Quantifying Determinants of Immigration Preferences

Ole-Petter Moe Hansen

Abstract

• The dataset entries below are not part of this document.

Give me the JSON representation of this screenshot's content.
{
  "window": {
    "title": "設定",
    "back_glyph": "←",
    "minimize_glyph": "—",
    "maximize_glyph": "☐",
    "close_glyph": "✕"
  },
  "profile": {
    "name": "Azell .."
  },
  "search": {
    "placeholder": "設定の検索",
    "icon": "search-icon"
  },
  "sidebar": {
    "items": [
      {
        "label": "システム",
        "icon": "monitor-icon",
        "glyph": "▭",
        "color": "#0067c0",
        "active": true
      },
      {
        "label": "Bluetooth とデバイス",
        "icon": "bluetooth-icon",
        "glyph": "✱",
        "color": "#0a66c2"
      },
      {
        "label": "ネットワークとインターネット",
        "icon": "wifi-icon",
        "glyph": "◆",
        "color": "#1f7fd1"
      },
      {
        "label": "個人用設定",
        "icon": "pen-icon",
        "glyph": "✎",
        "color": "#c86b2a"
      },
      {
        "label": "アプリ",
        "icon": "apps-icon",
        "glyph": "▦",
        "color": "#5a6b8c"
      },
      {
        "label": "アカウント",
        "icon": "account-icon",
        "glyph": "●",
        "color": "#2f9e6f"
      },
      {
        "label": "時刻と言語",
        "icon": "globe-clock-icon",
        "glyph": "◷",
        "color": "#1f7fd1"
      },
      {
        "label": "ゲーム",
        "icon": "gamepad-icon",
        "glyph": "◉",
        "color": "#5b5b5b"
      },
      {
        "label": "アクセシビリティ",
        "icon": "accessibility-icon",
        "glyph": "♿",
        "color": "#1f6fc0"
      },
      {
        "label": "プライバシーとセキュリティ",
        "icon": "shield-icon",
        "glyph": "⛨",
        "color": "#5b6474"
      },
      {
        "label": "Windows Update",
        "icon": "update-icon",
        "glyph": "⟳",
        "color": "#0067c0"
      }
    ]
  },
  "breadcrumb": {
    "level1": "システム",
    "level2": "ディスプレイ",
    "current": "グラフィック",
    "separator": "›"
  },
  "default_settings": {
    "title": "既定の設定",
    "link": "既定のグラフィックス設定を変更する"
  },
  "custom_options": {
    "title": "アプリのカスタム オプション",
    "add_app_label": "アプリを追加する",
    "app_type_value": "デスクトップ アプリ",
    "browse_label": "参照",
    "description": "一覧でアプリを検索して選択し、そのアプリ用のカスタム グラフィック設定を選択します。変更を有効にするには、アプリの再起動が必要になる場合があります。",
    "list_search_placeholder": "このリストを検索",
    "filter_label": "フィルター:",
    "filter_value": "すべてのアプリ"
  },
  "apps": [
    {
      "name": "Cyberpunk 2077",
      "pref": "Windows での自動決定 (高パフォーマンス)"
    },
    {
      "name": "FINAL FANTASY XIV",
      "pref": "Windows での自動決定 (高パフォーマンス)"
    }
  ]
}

This paper quantifies the relative importance of determinants of individual immigration preferences. We develop and estimate a new latent-factor model using a large survey data set on eighteen countries from the European Social Survey from 2014 and 2015. Identifying at the individual level economic concerns about immigration, worries about compositional amenities, racism, and altruism as drivers of immigration-related preferences, the estimation results show that racism is quantitatively the most important factor. It is about as important as the joint effect of worries about the economic and non-economic effects of immigration. Finally, we document that altruism raises significantly the support for immigration, although it is quantitatively less important than the other factors.